*** Opening DATASET EXCERPTS ***

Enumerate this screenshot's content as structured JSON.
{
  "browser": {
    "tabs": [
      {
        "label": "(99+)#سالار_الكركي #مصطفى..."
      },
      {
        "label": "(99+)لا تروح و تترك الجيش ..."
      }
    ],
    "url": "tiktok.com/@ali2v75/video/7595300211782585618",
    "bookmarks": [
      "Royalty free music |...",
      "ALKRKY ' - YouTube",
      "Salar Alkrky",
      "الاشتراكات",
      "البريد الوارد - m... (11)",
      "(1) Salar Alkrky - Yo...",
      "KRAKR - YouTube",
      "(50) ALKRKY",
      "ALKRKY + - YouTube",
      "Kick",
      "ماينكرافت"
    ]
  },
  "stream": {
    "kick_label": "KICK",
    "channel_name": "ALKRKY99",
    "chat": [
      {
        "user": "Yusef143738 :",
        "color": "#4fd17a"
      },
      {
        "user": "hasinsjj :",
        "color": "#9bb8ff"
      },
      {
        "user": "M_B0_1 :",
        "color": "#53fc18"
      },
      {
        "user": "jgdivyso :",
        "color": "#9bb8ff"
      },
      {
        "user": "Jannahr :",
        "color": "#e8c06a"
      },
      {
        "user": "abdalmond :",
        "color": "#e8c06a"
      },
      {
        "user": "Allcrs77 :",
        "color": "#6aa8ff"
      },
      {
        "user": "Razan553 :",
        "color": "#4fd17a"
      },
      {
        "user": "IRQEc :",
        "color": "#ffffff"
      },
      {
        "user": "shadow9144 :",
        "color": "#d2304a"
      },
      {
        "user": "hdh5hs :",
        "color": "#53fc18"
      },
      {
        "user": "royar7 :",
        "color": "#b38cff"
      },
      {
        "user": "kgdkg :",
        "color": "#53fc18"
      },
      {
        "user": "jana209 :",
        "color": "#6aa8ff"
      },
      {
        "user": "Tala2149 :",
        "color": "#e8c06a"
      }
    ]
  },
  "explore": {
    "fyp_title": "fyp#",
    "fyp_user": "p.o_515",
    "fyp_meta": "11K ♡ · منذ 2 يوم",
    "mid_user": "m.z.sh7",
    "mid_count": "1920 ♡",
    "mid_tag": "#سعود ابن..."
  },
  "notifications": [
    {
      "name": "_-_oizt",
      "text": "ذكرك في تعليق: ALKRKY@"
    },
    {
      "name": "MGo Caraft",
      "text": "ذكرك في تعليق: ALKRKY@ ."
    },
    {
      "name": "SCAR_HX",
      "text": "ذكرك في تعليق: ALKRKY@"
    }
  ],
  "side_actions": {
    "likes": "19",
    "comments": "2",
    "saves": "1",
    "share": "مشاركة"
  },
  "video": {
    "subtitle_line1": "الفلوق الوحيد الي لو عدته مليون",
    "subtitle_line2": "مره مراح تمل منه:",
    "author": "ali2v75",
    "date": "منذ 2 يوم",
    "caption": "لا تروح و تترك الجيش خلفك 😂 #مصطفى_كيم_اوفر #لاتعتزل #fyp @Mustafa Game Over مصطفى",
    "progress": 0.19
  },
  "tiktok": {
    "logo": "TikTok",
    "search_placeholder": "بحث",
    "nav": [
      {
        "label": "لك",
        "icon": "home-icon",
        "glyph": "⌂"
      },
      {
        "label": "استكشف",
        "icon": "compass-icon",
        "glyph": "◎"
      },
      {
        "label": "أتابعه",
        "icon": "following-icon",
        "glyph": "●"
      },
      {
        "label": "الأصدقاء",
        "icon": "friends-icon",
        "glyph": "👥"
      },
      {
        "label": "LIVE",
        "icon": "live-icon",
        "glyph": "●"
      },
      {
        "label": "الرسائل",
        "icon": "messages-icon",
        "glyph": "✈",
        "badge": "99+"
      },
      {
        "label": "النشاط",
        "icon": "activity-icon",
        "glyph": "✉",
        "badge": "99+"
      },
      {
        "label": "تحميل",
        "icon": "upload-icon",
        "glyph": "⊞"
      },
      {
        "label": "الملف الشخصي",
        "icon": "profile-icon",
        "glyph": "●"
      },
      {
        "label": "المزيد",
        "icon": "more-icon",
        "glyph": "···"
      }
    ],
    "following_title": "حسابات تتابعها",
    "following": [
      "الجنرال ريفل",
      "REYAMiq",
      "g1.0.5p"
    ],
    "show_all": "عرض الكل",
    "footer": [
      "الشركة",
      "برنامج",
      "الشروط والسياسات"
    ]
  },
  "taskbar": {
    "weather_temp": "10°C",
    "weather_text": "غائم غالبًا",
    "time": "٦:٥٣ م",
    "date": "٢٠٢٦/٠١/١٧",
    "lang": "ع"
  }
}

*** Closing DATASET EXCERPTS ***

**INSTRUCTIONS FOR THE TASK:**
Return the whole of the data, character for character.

**YOUR RESPONSE:**
Enumerate this screenshot's content as structured JSON.
{
  "browser": {
    "tabs": [
      {
        "label": "(99+)#سالار_الكركي #مصطفى..."
      },
      {
        "label": "(99+)لا تروح و تترك الجيش ..."
      }
    ],
    "url": "tiktok.com/@ali2v75/video/7595300211782585618",
    "bookmarks": [
      "Royalty free music |...",
      "ALKRKY ' - YouTube",
      "Salar Alkrky",
      "الاشتراكات",
      "البريد الوارد - m... (11)",
      "(1) Salar Alkrky - Yo...",
      "KRAKR - YouTube",
      "(50) ALKRKY",
      "ALKRKY + - YouTube",
      "Kick",
      "ماينكرافت"
    ]
  },
  "stream": {
    "kick_label": "KICK",
    "channel_name": "ALKRKY99",
    "chat": [
      {
        "user": "Yusef143738 :",
        "color": "#4fd17a"
      },
      {
        "user": "hasinsjj :",
        "color": "#9bb8ff"
      },
      {
        "user": "M_B0_1 :",
        "color": "#53fc18"
      },
      {
        "user": "jgdivyso :",
        "color": "#9bb8ff"
      },
      {
        "user": "Jannahr :",
        "color": "#e8c06a"
      },
      {
        "user": "abdalmond :",
        "color": "#e8c06a"
      },
      {
        "user": "Allcrs77 :",
        "color": "#6aa8ff"
      },
      {
        "user": "Razan553 :",
        "color": "#4fd17a"
      },
      {
        "user": "IRQEc :",
        "color": "#ffffff"
      },
      {
        "user": "shadow9144 :",
        "color": "#d2304a"
      },
      {
        "user": "hdh5hs :",
        "color": "#53fc18"
      },
      {
        "user": "royar7 :",
        "color": "#b38cff"
      },
      {
        "user": "kgdkg :",
        "color": "#53fc18"
      },
      {
        "user": "jana209 :",
        "color": "#6aa8ff"
      },
      {
        "user": "Tala2149 :",
        "color": "#e8c06a"
      }
    ]
  },
  "explore": {
    "fyp_title": "fyp#",
    "fyp_user": "p.o_515",
    "fyp_meta": "11K ♡ · منذ 2 يوم",
    "mid_user": "m.z.sh7",
    "mid_count": "1920 ♡",
    "mid_tag": "#سعود ابن..."
  },
  "notifications": [
    {
      "name": "_-_oizt",
      "text": "ذكرك في تعليق: ALKRKY@"
    },
    {
      "name": "MGo Caraft",
      "text": "ذكرك في تعليق: ALKRKY@ ."
    },
    {
      "name": "SCAR_HX",
      "text": "ذكرك في تعليق: ALKRKY@"
    }
  ],
  "side_actions": {
    "likes": "19",
    "comments": "2",
    "saves": "1",
    "share": "مشاركة"
  },
  "video": {
    "subtitle_line1": "الفلوق الوحيد الي لو عدته مليون",
    "subtitle_line2": "مره مراح تمل منه:",
    "author": "ali2v75",
    "date": "منذ 2 يوم",
    "caption": "لا تروح و تترك الجيش خلفك 😂 #مصطفى_كيم_اوفر #لاتعتزل #fyp @Mustafa Game Over مصطفى",
    "progress": 0.19
  },
  "tiktok": {
    "logo": "TikTok",
    "search_placeholder": "بحث",
    "nav": [
      {
        "label": "لك",
        "icon": "home-icon",
        "glyph": "⌂"
      },
      {
        "label": "استكشف",
        "icon": "compass-icon",
        "glyph": "◎"
      },
      {
        "label": "أتابعه",
        "icon": "following-icon",
        "glyph": "●"
      },
      {
        "label": "الأصدقاء",
        "icon": "friends-icon",
        "glyph": "👥"
      },
      {
        "label": "LIVE",
        "icon": "live-icon",
        "glyph": "●"
      },
      {
        "label": "الرسائل",
        "icon": "messages-icon",
        "glyph": "✈",
        "badge": "99+"
      },
      {
        "label": "النشاط",
        "icon": "activity-icon",
        "glyph": "✉",
        "badge": "99+"
      },
      {
        "label": "تحميل",
        "icon": "upload-icon",
        "glyph": "⊞"
      },
      {
        "label": "الملف الشخصي",
        "icon": "profile-icon",
        "glyph": "●"
      },
      {
        "label": "المزيد",
        "icon": "more-icon",
        "glyph": "···"
      }
    ],
    "following_title": "حسابات تتابعها",
    "following": [
      "الجنرال ريفل",
      "REYAMiq",
      "g1.0.5p"
    ],
    "show_all": "عرض الكل",
    "footer": [
      "الشركة",
      "برنامج",
      "الشروط والسياسات"
    ]
  },
  "taskbar": {
    "weather_temp": "10°C",
    "weather_text": "غائم غالبًا",
    "time": "٦:٥٣ م",
    "date": "٢٠٢٦/٠١/١٧",
    "lang": "ع"
  }
}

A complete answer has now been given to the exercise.